Another important benefit is the education of inexperienced personnel to gain process understanding. One of the features of the fault detection screen within BA is to prioritize parameters that are contributing to a fault:
The small green band at the bottom of the screen is the normalized range of the two fault parameters, T2 and Q. A fault in this range (0 to 1) is statistically insignificant. The larger the fault peak (the large blue T2 peak is around 55), the more statistically significant the fault is. By selecting the user-friendly parameter names on the left, response plots of actual versus modeled are displayed:
The black lines above are the actual parameter response, while the dashed and dotted blue lines are the expected, modeled response. For instance, you can see that M1 Level didn’t increase as much as the model thought it should have and the Salt Bin Level didn’t drop as much as the model predicted it should have.
But you don’t have to have a fault to monitor actual versus modeled trajectories. Here’s a fault detection screen from a normal batch:
You’ll notice that while some of the peaks exceed the normalized 0 to 1 range, the largest fault is less than 2.5, compared to the 55 on the previous example. My point is you can still see the parameters on the left hand side and can plot out their actual versus modeled response:
Notice that the mixer and salt bin levels followed the predicted, modeled response.

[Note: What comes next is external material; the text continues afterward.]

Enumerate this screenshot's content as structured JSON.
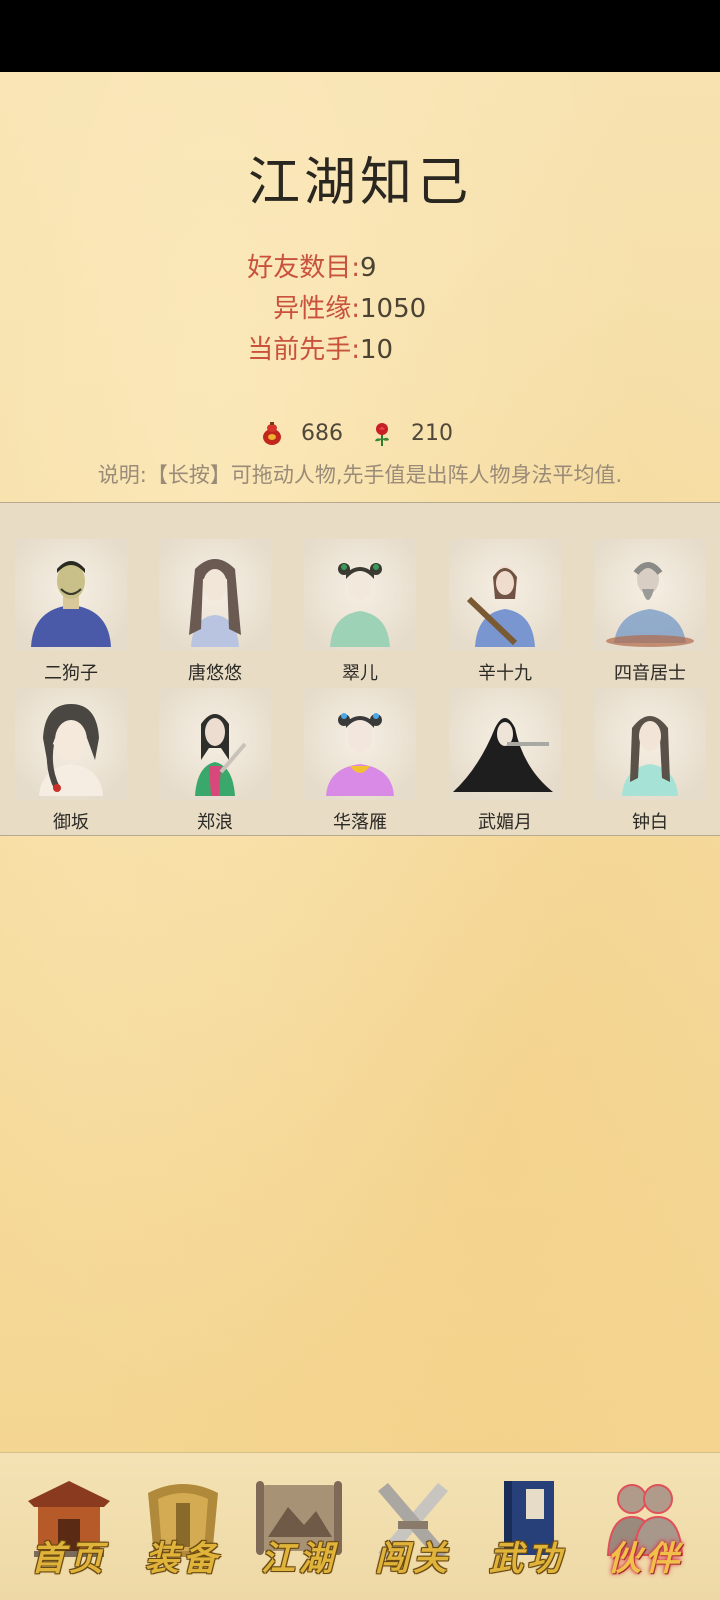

This can provide a great tool for training operations personnel to understand what “normal” is to be better prepared for process upsets and faults.